_Your assignment:_ Nothing in the records should change; write them all out exactly.

(Dataset rows describing interfaces)
▬▬▬
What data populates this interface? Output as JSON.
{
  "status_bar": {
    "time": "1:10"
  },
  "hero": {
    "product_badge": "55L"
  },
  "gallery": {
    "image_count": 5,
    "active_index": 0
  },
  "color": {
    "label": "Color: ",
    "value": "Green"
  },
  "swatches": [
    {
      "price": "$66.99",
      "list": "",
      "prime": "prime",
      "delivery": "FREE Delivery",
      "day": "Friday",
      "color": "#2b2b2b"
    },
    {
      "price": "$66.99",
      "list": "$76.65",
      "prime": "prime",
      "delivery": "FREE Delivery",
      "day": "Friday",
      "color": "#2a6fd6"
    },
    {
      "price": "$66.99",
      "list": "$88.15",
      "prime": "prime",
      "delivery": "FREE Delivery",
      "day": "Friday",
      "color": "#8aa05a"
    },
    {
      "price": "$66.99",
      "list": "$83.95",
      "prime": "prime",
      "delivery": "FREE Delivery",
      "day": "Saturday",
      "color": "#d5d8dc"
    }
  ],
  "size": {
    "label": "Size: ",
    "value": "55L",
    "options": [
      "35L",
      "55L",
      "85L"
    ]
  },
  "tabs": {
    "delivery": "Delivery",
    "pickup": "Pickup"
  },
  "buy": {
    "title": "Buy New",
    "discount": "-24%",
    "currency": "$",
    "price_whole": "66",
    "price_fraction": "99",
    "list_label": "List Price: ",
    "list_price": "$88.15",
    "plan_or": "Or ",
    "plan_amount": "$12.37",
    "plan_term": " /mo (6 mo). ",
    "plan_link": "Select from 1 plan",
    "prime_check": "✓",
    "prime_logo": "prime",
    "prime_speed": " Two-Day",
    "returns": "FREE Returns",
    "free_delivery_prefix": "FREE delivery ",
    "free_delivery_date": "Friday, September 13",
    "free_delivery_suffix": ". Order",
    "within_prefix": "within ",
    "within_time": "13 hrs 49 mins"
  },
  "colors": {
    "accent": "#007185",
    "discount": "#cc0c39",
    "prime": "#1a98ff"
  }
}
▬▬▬
_Result of this task:_
What data populates this interface? Output as JSON.
{
  "status_bar": {
    "time": "1:10"
  },
  "hero": {
    "product_badge": "55L"
  },
  "gallery": {
    "image_count": 5,
    "active_index": 0
  },
  "color": {
    "label": "Color: ",
    "value": "Green"
  },
  "swatches": [
    {
      "price": "$66.99",
      "list": "",
      "prime": "prime",
      "delivery": "FREE Delivery",
      "day": "Friday",
      "color": "#2b2b2b"
    },
    {
      "price": "$66.99",
      "list": "$76.65",
      "prime": "prime",
      "delivery": "FREE Delivery",
      "day": "Friday",
      "color": "#2a6fd6"
    },
    {
      "price": "$66.99",
      "list": "$88.15",
      "prime": "prime",
      "delivery": "FREE Delivery",
      "day": "Friday",
      "color": "#8aa05a"
    },
    {
      "price": "$66.99",
      "list": "$83.95",
      "prime": "prime",
      "delivery": "FREE Delivery",
      "day": "Saturday",
      "color": "#d5d8dc"
    }
  ],
  "size": {
    "label": "Size: ",
    "value": "55L",
    "options": [
      "35L",
      "55L",
      "85L"
    ]
  },
  "tabs": {
    "delivery": "Delivery",
    "pickup": "Pickup"
  },
  "buy": {
    "title": "Buy New",
    "discount": "-24%",
    "currency": "$",
    "price_whole": "66",
    "price_fraction": "99",
    "list_label": "List Price: ",
    "list_price": "$88.15",
    "plan_or": "Or ",
    "plan_amount": "$12.37",
    "plan_term": " /mo (6 mo). ",
    "plan_link": "Select from 1 plan",
    "prime_check": "✓",
    "prime_logo": "prime",
    "prime_speed": " Two-Day",
    "returns": "FREE Returns",
    "free_delivery_prefix": "FREE delivery ",
    "free_delivery_date": "Friday, September 13",
    "free_delivery_suffix": ". Order",
    "within_prefix": "within ",
    "within_time": "13 hrs 49 mins"
  },
  "colors": {
    "accent": "#007185",
    "discount": "#cc0c39",
    "prime": "#1a98ff"
  }
}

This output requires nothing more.